Problem details:
Each of the following records is to be printed verbatim.

Data for this task:
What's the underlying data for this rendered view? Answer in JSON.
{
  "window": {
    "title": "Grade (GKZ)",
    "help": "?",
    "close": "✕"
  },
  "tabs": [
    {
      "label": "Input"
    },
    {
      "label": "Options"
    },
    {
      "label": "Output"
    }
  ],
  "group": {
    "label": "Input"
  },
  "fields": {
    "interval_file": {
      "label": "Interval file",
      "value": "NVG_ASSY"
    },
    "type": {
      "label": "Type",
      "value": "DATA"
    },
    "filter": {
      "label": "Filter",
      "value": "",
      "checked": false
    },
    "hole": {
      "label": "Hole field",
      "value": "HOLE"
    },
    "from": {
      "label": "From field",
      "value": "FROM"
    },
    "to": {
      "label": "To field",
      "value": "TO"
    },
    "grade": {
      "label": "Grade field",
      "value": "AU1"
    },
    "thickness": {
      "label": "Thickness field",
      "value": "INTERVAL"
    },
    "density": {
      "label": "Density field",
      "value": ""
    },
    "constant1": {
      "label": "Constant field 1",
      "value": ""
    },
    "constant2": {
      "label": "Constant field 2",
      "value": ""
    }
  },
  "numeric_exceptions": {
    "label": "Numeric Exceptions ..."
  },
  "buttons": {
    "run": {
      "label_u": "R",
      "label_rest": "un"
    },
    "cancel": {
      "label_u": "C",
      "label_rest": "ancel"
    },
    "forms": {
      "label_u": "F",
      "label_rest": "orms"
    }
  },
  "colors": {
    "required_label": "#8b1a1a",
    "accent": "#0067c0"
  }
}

Expected answer:
What's the underlying data for this rendered view? Answer in JSON.
{
  "window": {
    "title": "Grade (GKZ)",
    "help": "?",
    "close": "✕"
  },
  "tabs": [
    {
      "label": "Input"
    },
    {
      "label": "Options"
    },
    {
      "label": "Output"
    }
  ],
  "group": {
    "label": "Input"
  },
  "fields": {
    "interval_file": {
      "label": "Interval file",
      "value": "NVG_ASSY"
    },
    "type": {
      "label": "Type",
      "value": "DATA"
    },
    "filter": {
      "label": "Filter",
      "value": "",
      "checked": false
    },
    "hole": {
      "label": "Hole field",
      "value": "HOLE"
    },
    "from": {
      "label": "From field",
      "value": "FROM"
    },
    "to": {
      "label": "To field",
      "value": "TO"
    },
    "grade": {
      "label": "Grade field",
      "value": "AU1"
    },
    "thickness": {
      "label": "Thickness field",
      "value": "INTERVAL"
    },
    "density": {
      "label": "Density field",
      "value": ""
    },
    "constant1": {
      "label": "Constant field 1",
      "value": ""
    },
    "constant2": {
      "label": "Constant field 2",
      "value": ""
    }
  },
  "numeric_exceptions": {
    "label": "Numeric Exceptions ..."
  },
  "buttons": {
    "run": {
      "label_u": "R",
      "label_rest": "un"
    },
    "cancel": {
      "label_u": "C",
      "label_rest": "ancel"
    },
    "forms": {
      "label_u": "F",
      "label_rest": "orms"
    }
  },
  "colors": {
    "required_label": "#8b1a1a",
    "accent": "#0067c0"
  }
}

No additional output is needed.